However, that being said, this is the type of film that will draw fans of the book regardless of my criticisms of the story itself. No, this is the type of film where people go to see good acting and pretty costumes, and, like any good BBC production (which co-produced with Fox Searchlight), Madding Crowd delivers. Carrey Mulligan steals the show as Bathsheba Everdeen, as she certainly knows how to handle a close-up whether she’s teary-eyed, determined, or attempting to keep her emotions in check. The rest of the cast fares well too, with the notable exception of Tom Sturridge as suitor Frank Troy. Sturridge gives Frank such a flat affect that it’s hard to tell whether this was an attempt at making the abusing character more menacing or just laziness on Sturridge’s part. Either way, it doesn’t work.
Ultimately, though, the film doesn’t work for one main reason: it doesn’t really try to. Like I said, the acting is good and the costuming is elegant, but the whole film feels like it was shot with the efficiency of a weekly television show or a low-budget miniseries. There’s rarely anything interesting to look at except for the close-ups of the characters’ faces, but that begins to wear thin as one begins to lose interest in even the historical setting. Director Thomas Vinterberg seems to have directed this thing on auto-pilot, or at least didn’t seem to care whether his cinematographer was even awake.
Fans of the book will probably like this film regardless of anything I may say for the simple reason that it brings the novel to life. I haven’t read the book, so I can’t really speak to comparison, though I did find that the third act felt rushed and cluttered with a number of plot twists that seem to come out of nowhere.

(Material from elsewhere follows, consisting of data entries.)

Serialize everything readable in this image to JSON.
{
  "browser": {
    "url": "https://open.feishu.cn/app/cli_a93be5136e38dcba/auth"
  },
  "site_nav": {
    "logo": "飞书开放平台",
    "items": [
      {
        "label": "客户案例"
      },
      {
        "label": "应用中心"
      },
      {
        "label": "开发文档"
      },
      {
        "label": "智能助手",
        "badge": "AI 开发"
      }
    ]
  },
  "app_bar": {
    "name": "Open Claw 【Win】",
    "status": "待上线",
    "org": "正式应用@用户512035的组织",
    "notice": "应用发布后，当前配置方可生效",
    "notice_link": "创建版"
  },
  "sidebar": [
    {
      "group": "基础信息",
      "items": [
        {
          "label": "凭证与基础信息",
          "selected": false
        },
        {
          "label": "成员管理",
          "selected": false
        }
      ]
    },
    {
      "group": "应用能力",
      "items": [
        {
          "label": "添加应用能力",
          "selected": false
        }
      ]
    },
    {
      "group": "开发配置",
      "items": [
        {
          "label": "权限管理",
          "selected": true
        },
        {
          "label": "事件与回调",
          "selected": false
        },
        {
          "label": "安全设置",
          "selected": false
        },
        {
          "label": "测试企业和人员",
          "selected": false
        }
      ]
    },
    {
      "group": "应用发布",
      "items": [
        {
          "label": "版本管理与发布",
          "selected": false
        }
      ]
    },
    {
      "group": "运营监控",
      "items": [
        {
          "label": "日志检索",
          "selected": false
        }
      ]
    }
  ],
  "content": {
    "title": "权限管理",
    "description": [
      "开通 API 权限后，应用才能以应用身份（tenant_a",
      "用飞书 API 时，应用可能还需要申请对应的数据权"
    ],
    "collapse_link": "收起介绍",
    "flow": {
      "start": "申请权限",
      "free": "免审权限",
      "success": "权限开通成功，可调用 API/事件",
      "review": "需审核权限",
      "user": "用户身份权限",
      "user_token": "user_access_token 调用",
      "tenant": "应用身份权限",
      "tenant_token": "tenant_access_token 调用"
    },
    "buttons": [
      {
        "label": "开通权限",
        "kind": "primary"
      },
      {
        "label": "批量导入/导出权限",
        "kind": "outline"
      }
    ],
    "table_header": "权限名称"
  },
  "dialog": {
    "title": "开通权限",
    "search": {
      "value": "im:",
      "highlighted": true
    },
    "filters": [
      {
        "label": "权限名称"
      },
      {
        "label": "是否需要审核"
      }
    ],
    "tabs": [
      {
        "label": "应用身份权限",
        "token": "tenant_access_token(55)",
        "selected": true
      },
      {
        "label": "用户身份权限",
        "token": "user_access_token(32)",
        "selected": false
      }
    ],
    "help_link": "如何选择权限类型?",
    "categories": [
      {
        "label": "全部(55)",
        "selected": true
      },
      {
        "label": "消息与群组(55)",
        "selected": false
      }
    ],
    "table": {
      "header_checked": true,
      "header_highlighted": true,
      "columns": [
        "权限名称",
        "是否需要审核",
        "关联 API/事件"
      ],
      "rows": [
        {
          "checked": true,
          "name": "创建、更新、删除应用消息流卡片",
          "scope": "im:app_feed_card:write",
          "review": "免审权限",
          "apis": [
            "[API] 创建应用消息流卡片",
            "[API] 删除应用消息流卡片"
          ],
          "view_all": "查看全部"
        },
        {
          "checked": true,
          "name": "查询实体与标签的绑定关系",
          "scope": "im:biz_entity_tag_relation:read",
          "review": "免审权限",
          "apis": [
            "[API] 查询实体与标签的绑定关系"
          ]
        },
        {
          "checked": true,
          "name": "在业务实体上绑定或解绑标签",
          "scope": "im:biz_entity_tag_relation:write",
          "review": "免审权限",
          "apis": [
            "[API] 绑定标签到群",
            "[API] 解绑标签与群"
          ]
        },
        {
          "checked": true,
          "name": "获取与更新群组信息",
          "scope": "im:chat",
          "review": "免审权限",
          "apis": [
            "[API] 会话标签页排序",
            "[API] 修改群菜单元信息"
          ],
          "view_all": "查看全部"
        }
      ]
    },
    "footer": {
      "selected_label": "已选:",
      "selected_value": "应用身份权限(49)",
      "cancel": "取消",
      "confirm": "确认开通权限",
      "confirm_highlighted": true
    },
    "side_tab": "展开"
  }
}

But if you aren’t a fan of the Thomas Hardy novel, I don’t think I can really recommend the adaptation, as it is a dull, by-the-numbers affair that doesn’t seem to be interested in being much more than a faithful retelling.